**Description of the task**
Each record must be copied in full and unchanged; any image it holds is excluded.

**Materials provided**
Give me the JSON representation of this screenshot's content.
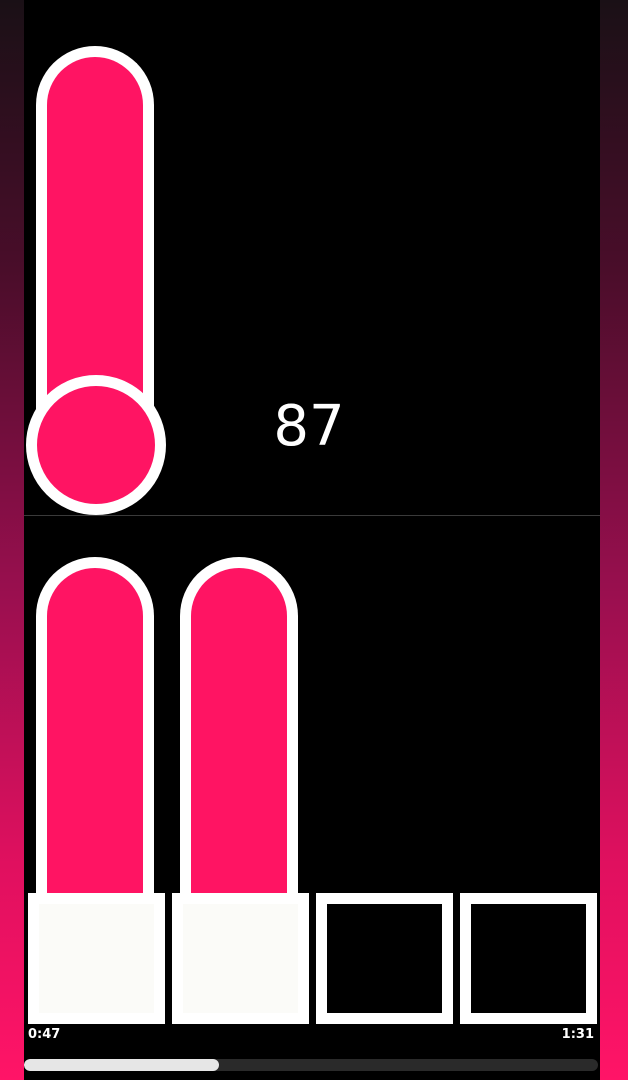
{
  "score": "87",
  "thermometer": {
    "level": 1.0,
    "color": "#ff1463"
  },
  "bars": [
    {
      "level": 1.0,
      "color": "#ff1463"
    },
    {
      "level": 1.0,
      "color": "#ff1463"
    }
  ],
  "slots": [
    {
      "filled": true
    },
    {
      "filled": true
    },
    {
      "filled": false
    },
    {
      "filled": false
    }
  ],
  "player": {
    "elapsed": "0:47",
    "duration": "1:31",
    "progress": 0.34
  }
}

**Exercise output**
Give me the JSON representation of this screenshot's content.
{
  "score": "87",
  "thermometer": {
    "level": 1.0,
    "color": "#ff1463"
  },
  "bars": [
    {
      "level": 1.0,
      "color": "#ff1463"
    },
    {
      "level": 1.0,
      "color": "#ff1463"
    }
  ],
  "slots": [
    {
      "filled": true
    },
    {
      "filled": true
    },
    {
      "filled": false
    },
    {
      "filled": false
    }
  ],
  "player": {
    "elapsed": "0:47",
    "duration": "1:31",
    "progress": 0.34
  }
}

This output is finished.